### Records:
•••••

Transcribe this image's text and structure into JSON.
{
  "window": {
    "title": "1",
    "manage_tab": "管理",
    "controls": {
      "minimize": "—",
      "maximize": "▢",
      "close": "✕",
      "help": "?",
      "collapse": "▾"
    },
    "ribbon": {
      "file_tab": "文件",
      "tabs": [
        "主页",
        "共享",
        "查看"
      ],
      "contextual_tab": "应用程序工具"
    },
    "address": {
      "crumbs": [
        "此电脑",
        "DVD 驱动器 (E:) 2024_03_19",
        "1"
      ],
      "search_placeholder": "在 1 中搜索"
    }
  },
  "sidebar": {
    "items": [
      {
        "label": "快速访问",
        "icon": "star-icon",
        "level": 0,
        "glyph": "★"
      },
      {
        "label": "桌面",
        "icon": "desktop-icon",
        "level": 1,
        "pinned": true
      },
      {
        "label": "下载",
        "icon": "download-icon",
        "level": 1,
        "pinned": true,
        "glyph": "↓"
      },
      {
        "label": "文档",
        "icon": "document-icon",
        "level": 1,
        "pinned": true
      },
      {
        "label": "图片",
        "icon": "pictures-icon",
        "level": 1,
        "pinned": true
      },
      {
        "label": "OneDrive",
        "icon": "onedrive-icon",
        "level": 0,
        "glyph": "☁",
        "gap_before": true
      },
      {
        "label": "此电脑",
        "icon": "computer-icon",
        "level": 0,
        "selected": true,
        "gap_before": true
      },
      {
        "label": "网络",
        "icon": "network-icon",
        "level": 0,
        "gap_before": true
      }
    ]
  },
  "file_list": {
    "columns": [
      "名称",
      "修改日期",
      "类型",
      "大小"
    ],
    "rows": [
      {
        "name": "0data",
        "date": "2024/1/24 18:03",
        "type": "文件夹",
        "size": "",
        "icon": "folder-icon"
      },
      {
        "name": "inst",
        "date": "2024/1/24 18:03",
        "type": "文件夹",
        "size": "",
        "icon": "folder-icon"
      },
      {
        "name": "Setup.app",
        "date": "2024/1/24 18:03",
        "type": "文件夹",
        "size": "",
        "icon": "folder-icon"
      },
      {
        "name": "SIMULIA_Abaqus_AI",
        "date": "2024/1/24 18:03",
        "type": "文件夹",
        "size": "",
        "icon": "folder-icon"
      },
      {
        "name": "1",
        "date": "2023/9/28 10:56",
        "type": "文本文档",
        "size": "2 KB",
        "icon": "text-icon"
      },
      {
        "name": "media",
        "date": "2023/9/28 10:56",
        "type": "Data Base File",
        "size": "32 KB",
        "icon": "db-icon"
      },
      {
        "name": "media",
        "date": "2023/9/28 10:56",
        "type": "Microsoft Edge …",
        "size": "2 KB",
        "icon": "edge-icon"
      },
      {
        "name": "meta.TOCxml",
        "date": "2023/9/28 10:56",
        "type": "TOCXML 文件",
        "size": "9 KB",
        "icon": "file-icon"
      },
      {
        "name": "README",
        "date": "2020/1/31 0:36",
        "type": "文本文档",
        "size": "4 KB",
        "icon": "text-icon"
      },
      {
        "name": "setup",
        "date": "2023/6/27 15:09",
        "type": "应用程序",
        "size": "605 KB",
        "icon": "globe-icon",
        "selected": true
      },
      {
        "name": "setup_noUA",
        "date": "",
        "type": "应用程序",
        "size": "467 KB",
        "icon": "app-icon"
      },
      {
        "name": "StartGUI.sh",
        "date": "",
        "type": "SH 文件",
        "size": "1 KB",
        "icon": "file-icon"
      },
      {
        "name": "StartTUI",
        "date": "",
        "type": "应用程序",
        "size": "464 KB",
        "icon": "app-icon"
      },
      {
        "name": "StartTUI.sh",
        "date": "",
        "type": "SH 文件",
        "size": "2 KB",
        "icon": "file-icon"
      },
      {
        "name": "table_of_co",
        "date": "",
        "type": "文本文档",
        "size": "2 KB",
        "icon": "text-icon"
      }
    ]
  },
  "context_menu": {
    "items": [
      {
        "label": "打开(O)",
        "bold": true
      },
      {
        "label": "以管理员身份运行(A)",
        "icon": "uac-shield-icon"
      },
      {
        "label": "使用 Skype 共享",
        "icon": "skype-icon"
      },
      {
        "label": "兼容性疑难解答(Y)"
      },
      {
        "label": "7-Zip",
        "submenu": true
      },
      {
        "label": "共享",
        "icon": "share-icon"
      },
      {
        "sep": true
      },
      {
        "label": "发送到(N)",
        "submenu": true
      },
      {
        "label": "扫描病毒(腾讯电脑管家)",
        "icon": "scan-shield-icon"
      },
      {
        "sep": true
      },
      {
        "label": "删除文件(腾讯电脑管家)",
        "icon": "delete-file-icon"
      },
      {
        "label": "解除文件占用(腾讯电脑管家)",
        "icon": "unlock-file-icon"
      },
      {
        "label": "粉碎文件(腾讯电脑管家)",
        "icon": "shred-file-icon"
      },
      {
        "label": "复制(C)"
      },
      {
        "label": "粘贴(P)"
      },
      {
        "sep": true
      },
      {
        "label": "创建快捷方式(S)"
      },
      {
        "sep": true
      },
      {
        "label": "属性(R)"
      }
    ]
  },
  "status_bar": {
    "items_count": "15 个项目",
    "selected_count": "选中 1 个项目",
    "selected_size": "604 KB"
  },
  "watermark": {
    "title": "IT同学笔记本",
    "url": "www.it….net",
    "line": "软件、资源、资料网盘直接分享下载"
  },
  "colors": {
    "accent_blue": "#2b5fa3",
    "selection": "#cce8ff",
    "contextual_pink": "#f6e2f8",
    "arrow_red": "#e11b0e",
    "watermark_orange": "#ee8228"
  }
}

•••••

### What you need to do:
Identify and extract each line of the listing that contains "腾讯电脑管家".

### Written solution:
        "label": "扫描病毒(腾讯电脑管家)",
        "label": "删除文件(腾讯电脑管家)",
        "label": "解除文件占用(腾讯电脑管家)",
        "label": "粉碎文件(腾讯电脑管家)",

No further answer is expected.